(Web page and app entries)
[Start of Attachment]

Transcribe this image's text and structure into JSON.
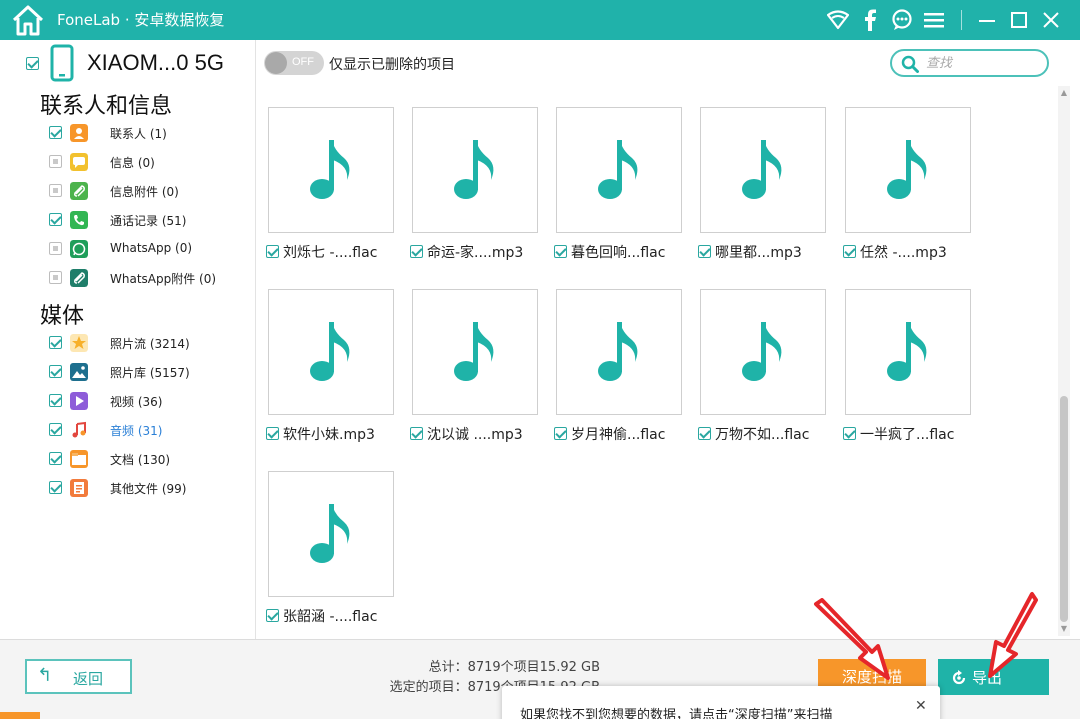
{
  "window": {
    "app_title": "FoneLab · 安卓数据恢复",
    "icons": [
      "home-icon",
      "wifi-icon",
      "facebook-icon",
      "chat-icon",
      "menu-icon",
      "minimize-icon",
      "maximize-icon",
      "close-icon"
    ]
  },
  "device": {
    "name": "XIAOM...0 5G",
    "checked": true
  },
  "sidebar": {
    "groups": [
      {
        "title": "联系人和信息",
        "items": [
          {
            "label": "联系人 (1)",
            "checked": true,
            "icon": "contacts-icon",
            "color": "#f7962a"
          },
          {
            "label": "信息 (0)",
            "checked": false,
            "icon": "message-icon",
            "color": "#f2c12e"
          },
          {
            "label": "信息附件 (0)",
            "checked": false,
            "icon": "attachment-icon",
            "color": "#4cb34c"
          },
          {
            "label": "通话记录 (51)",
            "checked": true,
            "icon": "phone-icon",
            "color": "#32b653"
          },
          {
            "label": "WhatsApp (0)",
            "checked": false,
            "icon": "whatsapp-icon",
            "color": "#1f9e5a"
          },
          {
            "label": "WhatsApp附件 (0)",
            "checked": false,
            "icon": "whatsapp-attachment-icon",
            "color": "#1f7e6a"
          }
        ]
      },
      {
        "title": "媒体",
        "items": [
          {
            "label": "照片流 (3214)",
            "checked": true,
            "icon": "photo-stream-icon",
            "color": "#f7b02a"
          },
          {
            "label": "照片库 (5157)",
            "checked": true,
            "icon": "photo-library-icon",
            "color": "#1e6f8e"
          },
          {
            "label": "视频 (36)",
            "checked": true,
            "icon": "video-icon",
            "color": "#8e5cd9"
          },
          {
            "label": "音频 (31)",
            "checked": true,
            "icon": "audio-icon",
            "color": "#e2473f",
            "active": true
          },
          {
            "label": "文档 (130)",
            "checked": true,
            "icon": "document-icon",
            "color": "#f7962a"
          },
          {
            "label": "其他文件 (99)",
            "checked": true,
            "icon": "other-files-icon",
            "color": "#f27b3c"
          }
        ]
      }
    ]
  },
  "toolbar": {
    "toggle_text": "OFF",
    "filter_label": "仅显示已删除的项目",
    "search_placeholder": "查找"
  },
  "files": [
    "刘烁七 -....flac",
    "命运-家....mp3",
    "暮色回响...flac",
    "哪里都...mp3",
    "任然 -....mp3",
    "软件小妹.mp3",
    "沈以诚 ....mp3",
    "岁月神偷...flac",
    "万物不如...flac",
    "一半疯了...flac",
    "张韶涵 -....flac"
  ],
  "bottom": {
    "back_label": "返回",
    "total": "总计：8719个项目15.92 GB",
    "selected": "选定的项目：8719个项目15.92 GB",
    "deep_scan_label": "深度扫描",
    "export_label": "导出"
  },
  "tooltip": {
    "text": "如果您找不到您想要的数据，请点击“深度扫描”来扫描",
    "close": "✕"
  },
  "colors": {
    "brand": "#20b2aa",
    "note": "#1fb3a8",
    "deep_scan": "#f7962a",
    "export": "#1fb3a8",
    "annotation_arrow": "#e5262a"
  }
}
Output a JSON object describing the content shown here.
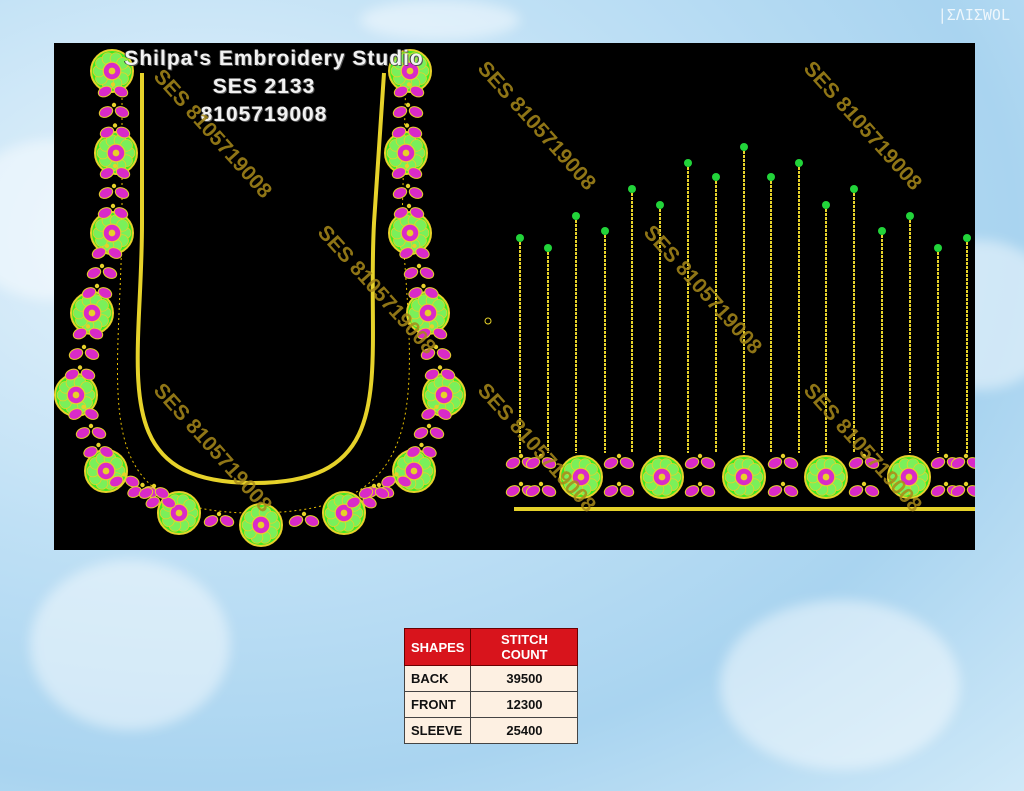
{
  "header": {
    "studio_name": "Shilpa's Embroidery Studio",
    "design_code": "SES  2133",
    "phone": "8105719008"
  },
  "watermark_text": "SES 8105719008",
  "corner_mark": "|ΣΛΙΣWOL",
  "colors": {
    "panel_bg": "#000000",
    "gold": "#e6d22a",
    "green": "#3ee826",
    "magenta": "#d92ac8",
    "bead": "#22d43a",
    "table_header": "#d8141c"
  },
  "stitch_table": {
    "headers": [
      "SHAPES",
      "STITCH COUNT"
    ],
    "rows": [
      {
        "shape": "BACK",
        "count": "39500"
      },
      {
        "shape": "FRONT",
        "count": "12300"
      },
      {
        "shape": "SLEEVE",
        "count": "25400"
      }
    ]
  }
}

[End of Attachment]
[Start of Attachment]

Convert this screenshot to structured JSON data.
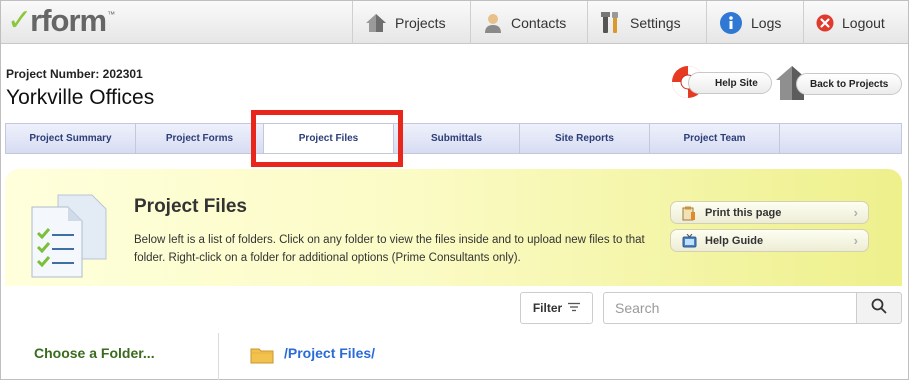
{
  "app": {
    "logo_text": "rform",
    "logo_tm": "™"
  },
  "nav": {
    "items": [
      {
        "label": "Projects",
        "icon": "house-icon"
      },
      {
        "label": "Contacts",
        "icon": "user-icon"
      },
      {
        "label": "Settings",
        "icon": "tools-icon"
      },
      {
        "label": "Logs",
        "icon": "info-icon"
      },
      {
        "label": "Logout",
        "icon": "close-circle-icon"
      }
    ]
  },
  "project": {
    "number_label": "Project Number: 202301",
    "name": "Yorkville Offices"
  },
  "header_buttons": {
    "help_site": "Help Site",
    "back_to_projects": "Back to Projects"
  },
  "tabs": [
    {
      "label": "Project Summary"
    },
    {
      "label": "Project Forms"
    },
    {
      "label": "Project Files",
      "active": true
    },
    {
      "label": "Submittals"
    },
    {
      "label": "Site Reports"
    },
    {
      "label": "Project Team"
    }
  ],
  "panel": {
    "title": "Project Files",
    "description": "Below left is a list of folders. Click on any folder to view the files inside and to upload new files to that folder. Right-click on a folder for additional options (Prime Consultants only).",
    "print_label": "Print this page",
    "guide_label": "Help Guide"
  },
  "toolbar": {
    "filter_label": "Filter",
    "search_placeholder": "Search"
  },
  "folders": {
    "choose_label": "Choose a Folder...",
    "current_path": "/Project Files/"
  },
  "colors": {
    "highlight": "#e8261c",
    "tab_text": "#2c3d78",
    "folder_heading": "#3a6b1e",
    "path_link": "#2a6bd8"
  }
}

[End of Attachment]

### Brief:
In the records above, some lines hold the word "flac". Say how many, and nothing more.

### Task response:
6